My gleeful return to New York has reminded me of the importance in balancing sport and life. It’s been a relief to set myself in place with friends and family who share no concern for running. I have high school friends still making fun of my shorts and who are confused about why I shave my legs. And that’s nice to hear, because it puts things into perspective, which is essential when I am watching European escapades from afar. Now that I am back training in some capacity and seeing the recent success of US distance running, it has been a source of inspiration, and I am hungry again.

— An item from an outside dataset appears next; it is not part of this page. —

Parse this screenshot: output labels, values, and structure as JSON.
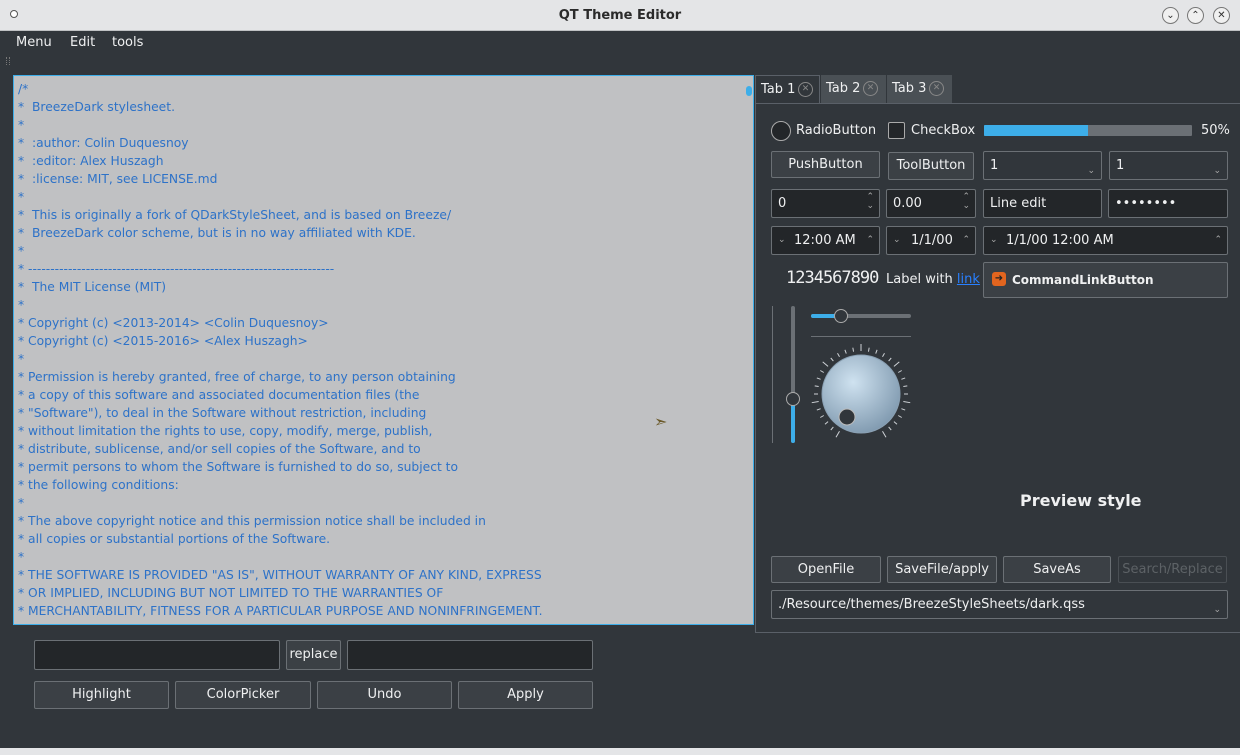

But motivation has come from other directions as well. Last week a few friends and I met up for a short jaunt around the local state park. I don’t know why I had never explored this place further when I was younger, but it is filled with trails. One of my buddies brought his little brother who was going to tag along. We got talking about his training, and what his plans were for the summer. The more and more we talked, or rather, that I asked, I realized—this kid has no clue what he’s doing. I asked him what he wanted to accomplish this fall, and what some of his long-term goals were. He was light on his feet, and a fluent stride. I thought surely he’d tell me about his plans for states, or to qualify for nationals. But he was just out running and trying to keep up with his big brother, having some fun and trying to get faster. And that’s exactly what I was doing out there. So as the summer miles pile up, I’m reminded to allow my mind to wander and dream, because right now, anything is possible.